And lastly, on view at the Hammer Museum, December 21st, 2013, is Kelly Nipper's Black Forest, which incorporates painting, drawing, sound art, voice, and dance into multiple mediums of powerful expression. For her project Black Forest, Los Angeles based artist Kelly Nipper creates an environment equally informed by mythology and reality, by history and the present, by movement and objects. The project is inspired in part by the Black Forest, a wooded mountain range in Germany that has spawned a number of legends featuring clairvoyants, magicians, sorcerers, and witches but is perhaps best known for clock making and intricately decorative wood carving. The installation is a landscape of sorts, filled with a variety of objects arranged on tables, resting on the floor, and leaning against or pinned to the walls. It appears to be simultaneously a working studio space, an archive, and a theatrical setting, but might best be understood as a Wunderkammer, literally a “wonder room” a cumulative and layered microcosm always in the process of changing.
Kelly Nipper’s long-standing interest in craft movements has resulted in objects made from hand-dyed textiles, slipcast ceramics, and carved wood. The exhibition also includes a number of drawings of patterns that reflect a grammar of the body’s motion. These patterns are drawn from the artist’s ongoing exploration of the influential movement theories of the Hungarian dancer and choreographer Rudolf Laban, who figured prominently in the development of modern dance in the first half of the 20th century. In its third iteration, presented in the Hammer’s Vault Gallery, Nipper’s Black Forest presents a series of 11 movement performances rooted in a system called Laban Movement Analysis featuring dancer Marissa Ruazol.
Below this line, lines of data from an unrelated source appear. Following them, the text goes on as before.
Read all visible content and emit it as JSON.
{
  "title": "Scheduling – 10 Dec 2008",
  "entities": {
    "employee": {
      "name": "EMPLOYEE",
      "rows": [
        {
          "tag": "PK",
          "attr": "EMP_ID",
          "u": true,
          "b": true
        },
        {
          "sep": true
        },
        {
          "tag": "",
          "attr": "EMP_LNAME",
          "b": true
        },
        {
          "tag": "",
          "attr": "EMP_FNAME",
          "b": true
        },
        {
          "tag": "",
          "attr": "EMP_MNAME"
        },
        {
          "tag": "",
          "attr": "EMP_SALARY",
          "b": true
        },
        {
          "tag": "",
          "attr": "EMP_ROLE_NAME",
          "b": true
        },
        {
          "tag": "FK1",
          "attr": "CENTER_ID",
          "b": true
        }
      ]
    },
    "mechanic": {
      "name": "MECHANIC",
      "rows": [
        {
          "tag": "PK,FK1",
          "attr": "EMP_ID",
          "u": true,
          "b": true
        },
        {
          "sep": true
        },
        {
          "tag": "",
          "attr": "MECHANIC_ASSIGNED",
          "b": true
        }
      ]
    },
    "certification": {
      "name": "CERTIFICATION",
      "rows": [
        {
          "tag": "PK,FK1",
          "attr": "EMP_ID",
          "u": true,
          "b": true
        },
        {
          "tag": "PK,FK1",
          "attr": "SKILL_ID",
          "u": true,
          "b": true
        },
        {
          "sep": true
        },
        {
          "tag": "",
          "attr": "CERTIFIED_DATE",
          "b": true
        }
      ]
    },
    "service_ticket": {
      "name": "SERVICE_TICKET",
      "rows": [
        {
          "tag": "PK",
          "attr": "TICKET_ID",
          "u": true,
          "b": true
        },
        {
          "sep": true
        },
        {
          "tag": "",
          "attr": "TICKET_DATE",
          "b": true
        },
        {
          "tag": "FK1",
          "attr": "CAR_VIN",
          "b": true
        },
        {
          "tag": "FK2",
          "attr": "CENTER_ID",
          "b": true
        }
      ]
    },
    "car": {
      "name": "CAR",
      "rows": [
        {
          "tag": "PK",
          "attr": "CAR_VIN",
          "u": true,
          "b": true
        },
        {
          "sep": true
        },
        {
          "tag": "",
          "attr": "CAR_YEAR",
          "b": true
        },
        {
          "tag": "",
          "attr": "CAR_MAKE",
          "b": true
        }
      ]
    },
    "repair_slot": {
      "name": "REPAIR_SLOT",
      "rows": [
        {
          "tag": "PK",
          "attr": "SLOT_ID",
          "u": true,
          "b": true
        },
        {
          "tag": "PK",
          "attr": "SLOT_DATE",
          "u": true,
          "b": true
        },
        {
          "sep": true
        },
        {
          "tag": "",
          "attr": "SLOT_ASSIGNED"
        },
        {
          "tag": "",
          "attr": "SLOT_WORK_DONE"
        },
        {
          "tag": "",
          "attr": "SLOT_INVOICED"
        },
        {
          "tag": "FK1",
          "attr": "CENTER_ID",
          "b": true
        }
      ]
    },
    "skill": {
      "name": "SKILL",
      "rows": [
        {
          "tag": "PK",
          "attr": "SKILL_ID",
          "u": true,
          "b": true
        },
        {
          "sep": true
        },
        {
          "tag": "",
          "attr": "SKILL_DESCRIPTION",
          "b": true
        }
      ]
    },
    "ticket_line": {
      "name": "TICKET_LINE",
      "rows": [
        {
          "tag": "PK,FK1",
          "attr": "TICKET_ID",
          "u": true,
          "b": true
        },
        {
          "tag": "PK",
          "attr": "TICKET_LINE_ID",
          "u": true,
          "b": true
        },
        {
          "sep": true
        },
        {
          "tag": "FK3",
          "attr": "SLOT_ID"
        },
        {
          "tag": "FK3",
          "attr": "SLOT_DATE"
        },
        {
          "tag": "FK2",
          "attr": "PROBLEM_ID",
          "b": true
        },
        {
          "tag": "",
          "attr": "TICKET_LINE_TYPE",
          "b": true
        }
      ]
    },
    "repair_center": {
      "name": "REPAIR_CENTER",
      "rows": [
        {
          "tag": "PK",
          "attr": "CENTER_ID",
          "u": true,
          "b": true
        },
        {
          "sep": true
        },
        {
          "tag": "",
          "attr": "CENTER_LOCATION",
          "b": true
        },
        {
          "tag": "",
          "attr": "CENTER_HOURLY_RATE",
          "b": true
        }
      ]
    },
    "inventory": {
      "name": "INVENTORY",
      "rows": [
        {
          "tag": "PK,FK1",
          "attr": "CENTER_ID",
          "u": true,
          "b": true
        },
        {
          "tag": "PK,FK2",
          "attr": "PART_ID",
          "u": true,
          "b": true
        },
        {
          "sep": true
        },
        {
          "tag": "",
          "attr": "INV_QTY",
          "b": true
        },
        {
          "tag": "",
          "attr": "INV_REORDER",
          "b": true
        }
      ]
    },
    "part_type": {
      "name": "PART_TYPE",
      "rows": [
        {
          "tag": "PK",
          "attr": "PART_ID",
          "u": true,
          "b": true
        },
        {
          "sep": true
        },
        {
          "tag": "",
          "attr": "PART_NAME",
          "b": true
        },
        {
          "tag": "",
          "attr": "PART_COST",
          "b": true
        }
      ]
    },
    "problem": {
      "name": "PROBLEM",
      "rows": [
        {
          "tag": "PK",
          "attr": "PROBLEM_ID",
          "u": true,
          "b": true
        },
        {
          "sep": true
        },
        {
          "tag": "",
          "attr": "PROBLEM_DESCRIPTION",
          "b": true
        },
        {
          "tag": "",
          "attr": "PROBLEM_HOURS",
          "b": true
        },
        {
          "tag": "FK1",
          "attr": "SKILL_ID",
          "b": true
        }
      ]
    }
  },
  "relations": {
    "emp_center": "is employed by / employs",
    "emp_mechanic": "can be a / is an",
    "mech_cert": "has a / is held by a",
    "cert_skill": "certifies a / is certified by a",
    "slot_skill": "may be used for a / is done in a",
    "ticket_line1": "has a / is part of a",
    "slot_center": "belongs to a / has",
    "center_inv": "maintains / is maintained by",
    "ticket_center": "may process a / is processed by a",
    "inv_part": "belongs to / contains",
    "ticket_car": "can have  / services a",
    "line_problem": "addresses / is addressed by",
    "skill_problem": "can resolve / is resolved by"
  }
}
Black Forest is organized by senior curator Anne Ellegood.
Performance Schedule for Kelly Nippur's Black Forest:
Saturday, December 21st, 12pm and 2pm, Thursday, January 9th, 6pm, Saturday, January 11th, 2pm, Sunday, January 19th, 2pm, Sunday, January, 26th, 2pm, Sunday, February 2nd, 2pm, Sunday, February 9th, 1pm, Thursday, February 13th, 7pm, Thursday, February 20th, 7pm, and Friday, February 21st, at 7pm.
More good news for visitors is that The Hammer Museum will be free for all beginning on February 9th, 2014.
For more information, visit: www.hammerucla.edu
This story is ©2013, The Hollywood Sentinel, all world rights reserved.